BAY AREA MUSEUM
5000 NASA Road 1
An annex completed in 1940 now serves as it did then as a stage, meeting hall and kitchen. Sunday School classes were also taught in this space. This area displays changing exhibits that reflect the history of the Bay Area and houses Lunar Rendezvous memorabilia.
It was the Lunar Rendezvous Festival that made the museum dream become a reality for the Bay Area.
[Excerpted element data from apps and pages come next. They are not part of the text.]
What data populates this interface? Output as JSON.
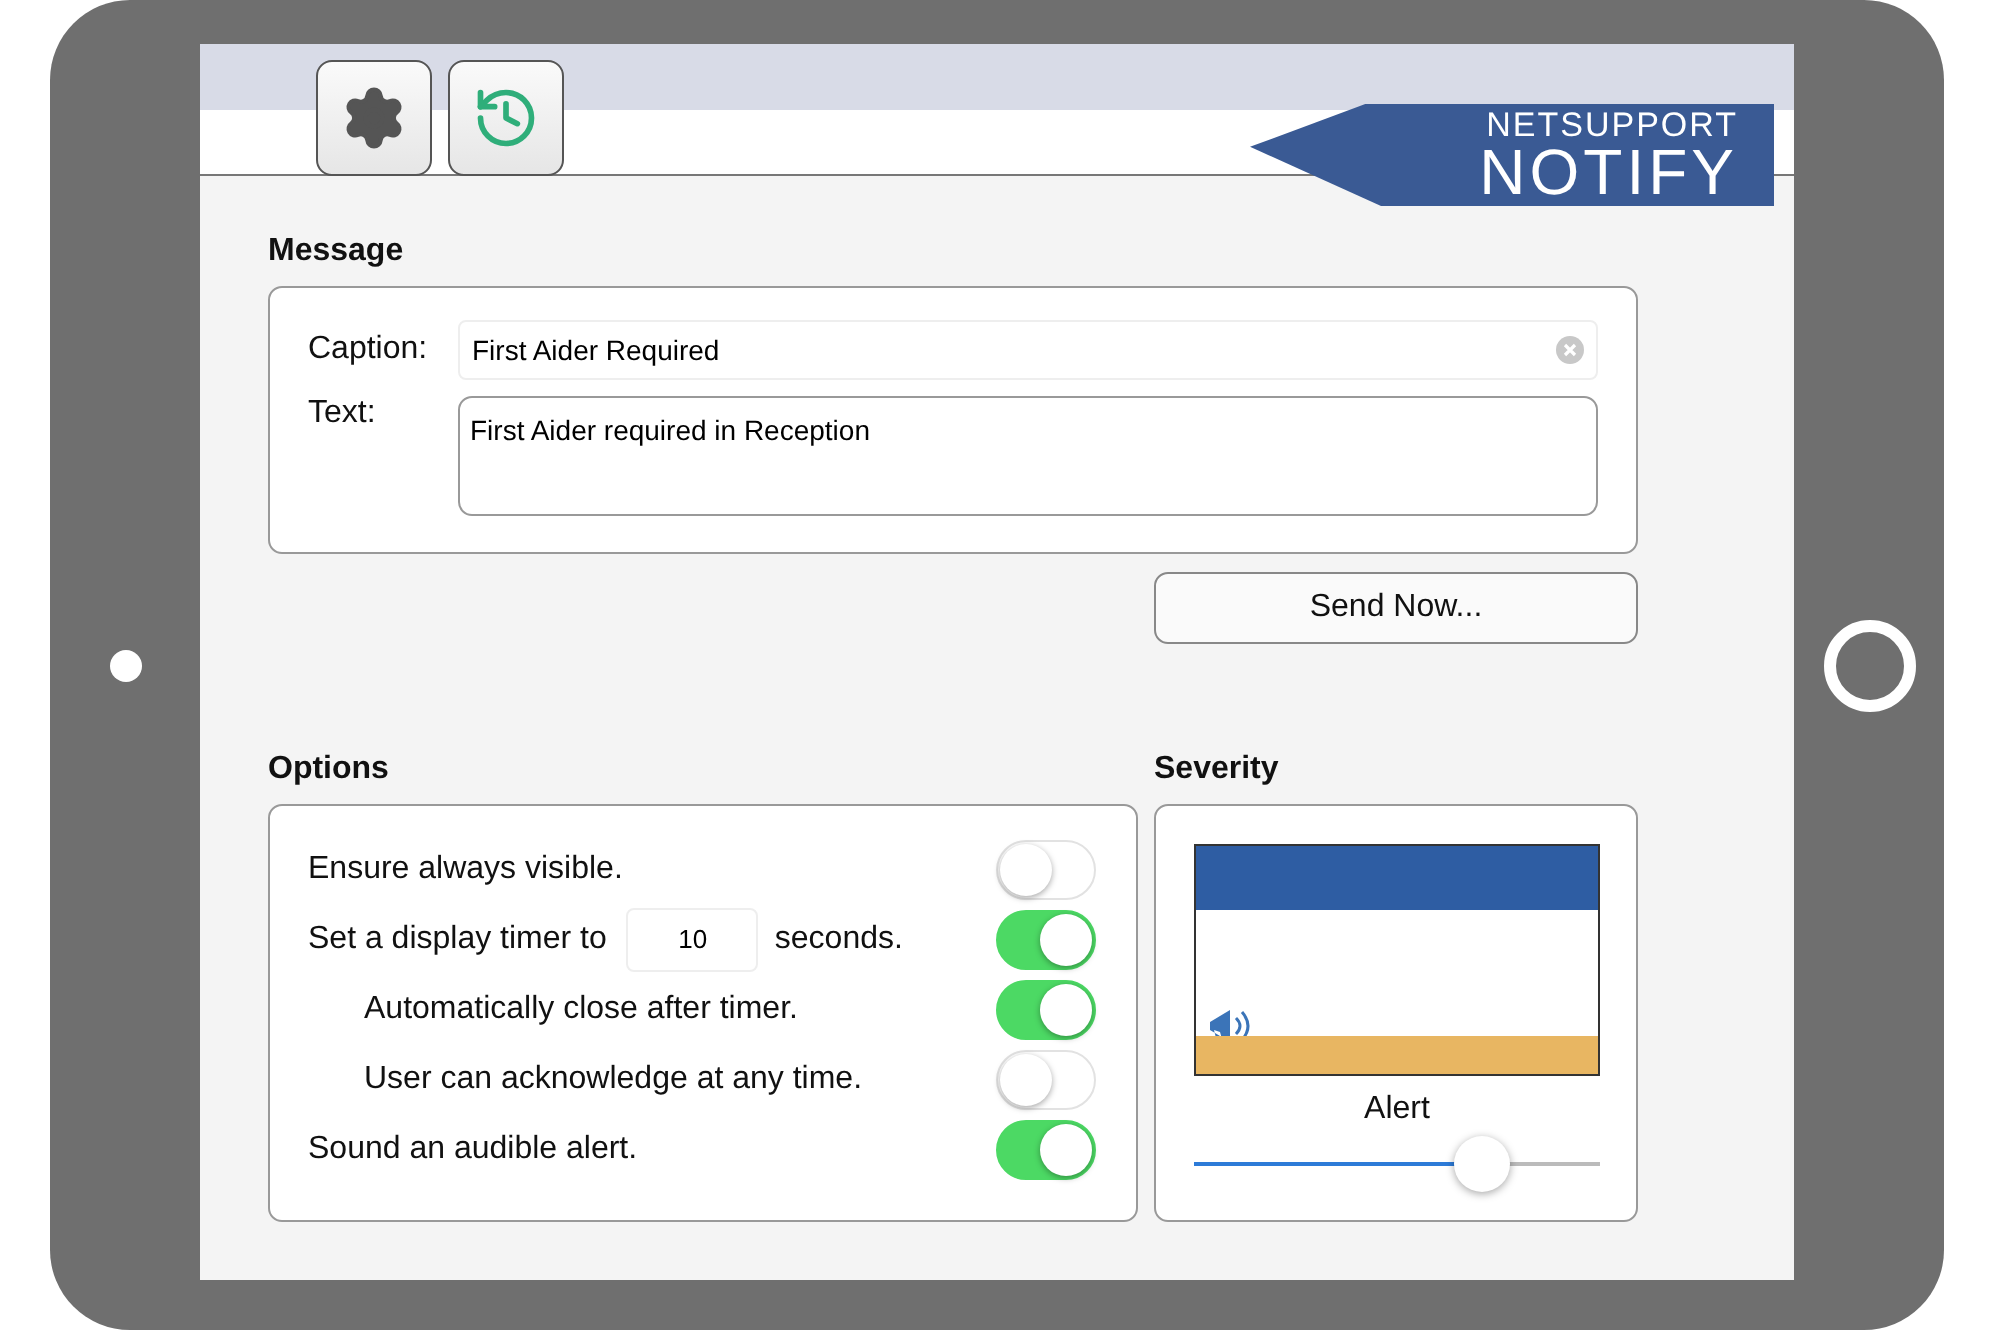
{
  "toolbar": {
    "buttons": [
      {
        "kind": "settings"
      },
      {
        "kind": "history"
      }
    ]
  },
  "logo": {
    "line_1": "NETSUPPORT",
    "line_2": "NOTIFY"
  },
  "message": {
    "title": "Message",
    "caption": {
      "label": "Caption:",
      "value": "First Aider Required"
    },
    "text": {
      "label": "Text:",
      "value": "First Aider required in Reception"
    },
    "send_button": "Send Now..."
  },
  "options": {
    "title": "Options",
    "items": [
      {
        "kind": "plain",
        "label": "Ensure always visible.",
        "on": false
      },
      {
        "kind": "timer",
        "label": "Set a display timer to",
        "value": "10",
        "suffix": "seconds.",
        "on": true,
        "children": [
          {
            "kind": "plain",
            "label": "Automatically close after timer.",
            "on": true
          },
          {
            "kind": "plain",
            "label": "User can acknowledge at any time.",
            "on": false
          }
        ]
      },
      {
        "kind": "plain",
        "label": "Sound an audible alert.",
        "on": true
      }
    ]
  },
  "severity": {
    "title": "Severity",
    "level_name": "Alert",
    "level": 0.71
  }
}
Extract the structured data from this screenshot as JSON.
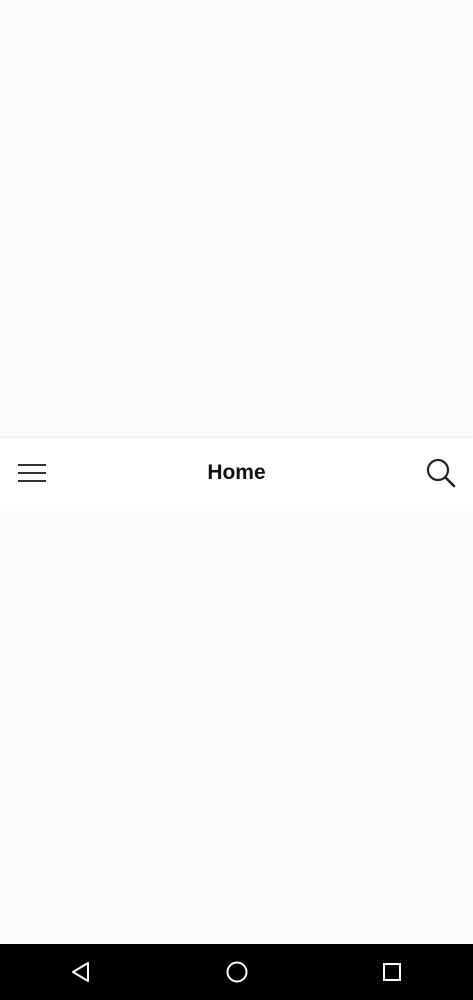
{
  "app_bar": {
    "title": "Home",
    "menu_icon": "hamburger-menu-icon",
    "search_icon": "search-icon"
  },
  "system_nav": {
    "back_icon": "back-triangle-icon",
    "home_icon": "home-circle-icon",
    "recents_icon": "recents-square-icon"
  }
}
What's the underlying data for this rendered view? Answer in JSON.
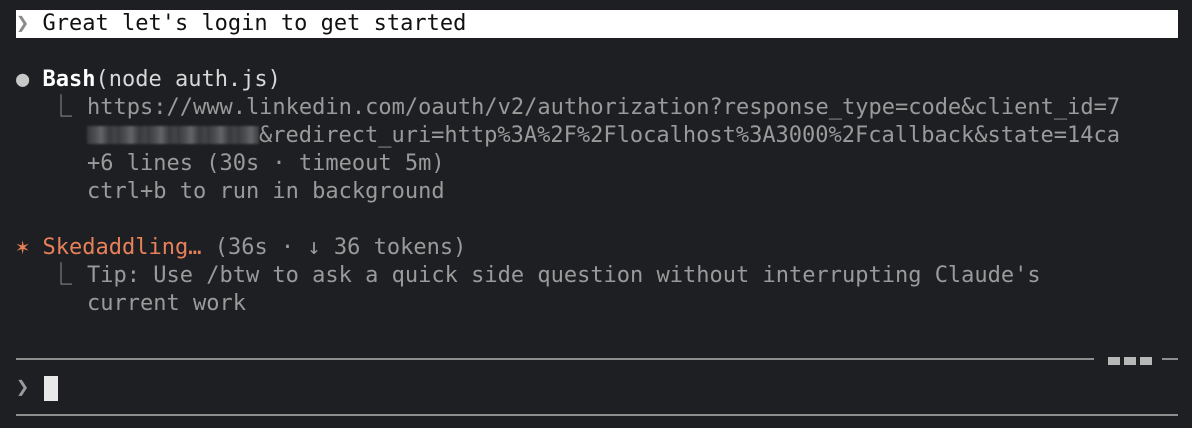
{
  "user_prompt": {
    "chevron": "❯",
    "text": "Great let's login to get started"
  },
  "tool_call": {
    "bullet": "●",
    "tool_name": "Bash",
    "args": "(node auth.js)",
    "branch": "⎿",
    "output_line1": "https://www.linkedin.com/oauth/v2/authorization?response_type=code&client_id=7",
    "output_line2_rest": "&redirect_uri=http%3A%2F%2Flocalhost%3A3000%2Fcallback&state=14ca",
    "more_lines": "+6 lines (30s · timeout 5m)",
    "hint": "ctrl+b to run in background"
  },
  "status": {
    "star": "✶",
    "label": "Skedaddling…",
    "meta": "(36s · ↓ 36 tokens)",
    "branch": "⎿",
    "tip_line1": "Tip: Use /btw to ask a quick side question without interrupting Claude's",
    "tip_line2": "current work"
  },
  "input": {
    "chevron": "❯",
    "value": ""
  },
  "colors": {
    "background": "#1e1f22",
    "accent": "#e8805a",
    "prompt_highlight": "#ffffff"
  }
}
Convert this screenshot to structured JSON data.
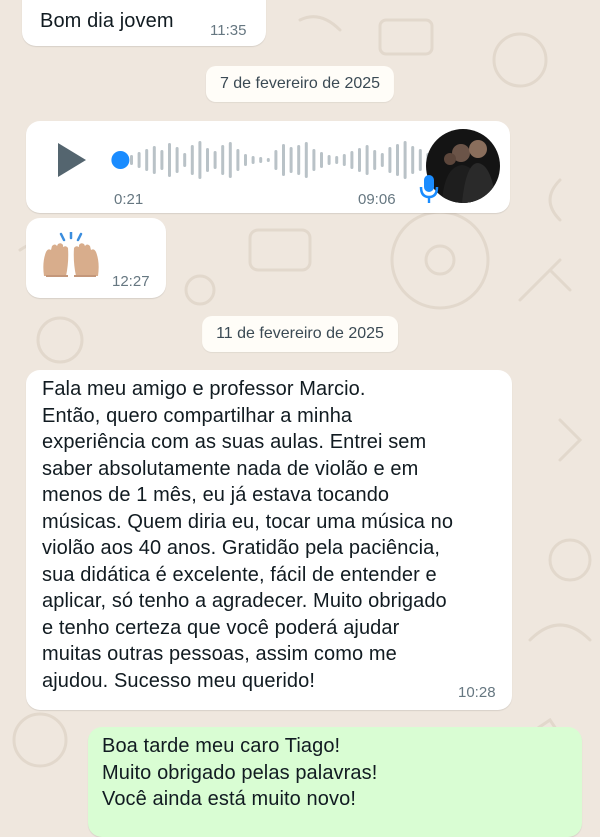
{
  "messages": {
    "m1": {
      "text": "Bom dia jovem",
      "time": "11:35"
    },
    "date1": "7 de fevereiro de 2025",
    "voice": {
      "elapsed": "0:21",
      "time": "09:06",
      "progress": 0.02
    },
    "emoji_msg": {
      "emoji": "raising-hands",
      "time": "12:27"
    },
    "date2": "11 de fevereiro de 2025",
    "m3": {
      "lines": [
        "Fala meu amigo e professor Marcio.",
        "Então, quero compartilhar a minha",
        "experiência com as suas aulas. Entrei sem",
        "saber absolutamente nada de violão e em",
        "menos de 1 mês, eu já estava tocando",
        "músicas. Quem diria eu, tocar uma música no",
        "violão aos 40 anos. Gratidão pela paciência,",
        "sua didática é excelente, fácil de entender e",
        "aplicar, só tenho a agradecer. Muito obrigado",
        "e tenho certeza que você poderá ajudar",
        "muitas outras pessoas, assim como me",
        "ajudou. Sucesso meu querido!"
      ],
      "time": "10:28"
    },
    "m4": {
      "lines": [
        "Boa tarde meu caro Tiago!",
        "Muito obrigado pelas palavras!",
        "Você ainda está muito novo!"
      ]
    }
  },
  "colors": {
    "background": "#efe7de",
    "incoming": "#ffffff",
    "outgoing": "#d9fdd3",
    "accent": "#1a8cff",
    "timestamp": "#667781"
  },
  "icons": [
    "play-icon",
    "microphone-icon",
    "raising-hands-emoji"
  ]
}
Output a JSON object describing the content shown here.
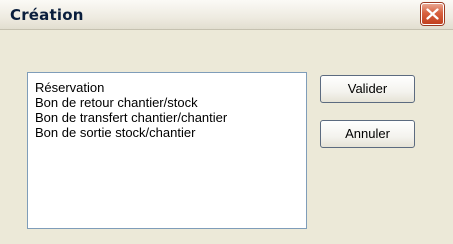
{
  "window": {
    "title": "Création",
    "close_icon": "close-icon"
  },
  "list": {
    "items": [
      "Réservation",
      "Bon de retour chantier/stock",
      "Bon de transfert chantier/chantier",
      "Bon de sortie stock/chantier"
    ]
  },
  "buttons": {
    "validate_label": "Valider",
    "cancel_label": "Annuler"
  },
  "colors": {
    "dialog_background": "#ECE9D8",
    "close_button": "#D8613F",
    "list_border": "#7F9DB9"
  }
}
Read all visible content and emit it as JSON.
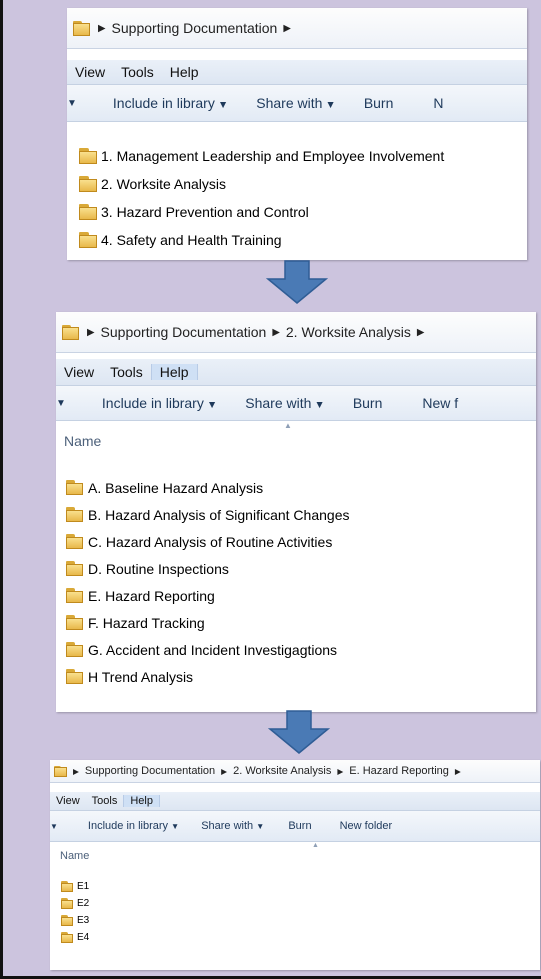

In 1979 Maggie Plumb DeNike, founder of the Lunar Rendezvous Festival and Chairman of the Board, appeared with Chamber of Commerce representatives and local attorneys before the Harris County Commission to request approval to move the historic church building to the park grounds.
Under the protective shelter of the Lunar Rendezvous Festival, the church building was purchased from the Webster Presbyterian Church and moved six and one-half miles down the road on February 22, 1981.
Restoration was completed July 17, 1984, and the museum was formally dedicated at the time. Although the museum continues to be financed through the festival profits, the organization of its government has changed. Initially, the museum was governed by a Board of Trustees and a director.
The Bay Area Museum Guild, an organization with near 200 members, maintains the museum. The Guild is dedicated to promoting an awareness of the museum, its facilities, functions and needs throughout the community.
Many weddings and special events are held each year in the sanctuary and Fletcher Hall at the museum.
In 1893 Webster Presbytarian Church was the only church in the area and provided a church home for everyone in the community. The church still functions as an important part of the Bay Area. Serving the entire Bay Community, the little church is now the Bay Area Museum.
With Johnson Space Center in the distance, the noise of jet skis and buzzing of motorboats close by, the children actively participating in nearby sports activities, visitors to the Bay Area can step back in time to the late 1800s by visiting the living museum at Clear Lake Park on NASA Road 1.
Its location in Clear Lake Park is a relocation for the church since it first was built on the corner of Houston and Moody Streets. A sanctuary was destroyed during the 1900 hurricane and a second church was completed in 1901 which is the current sanctuary side of the museum.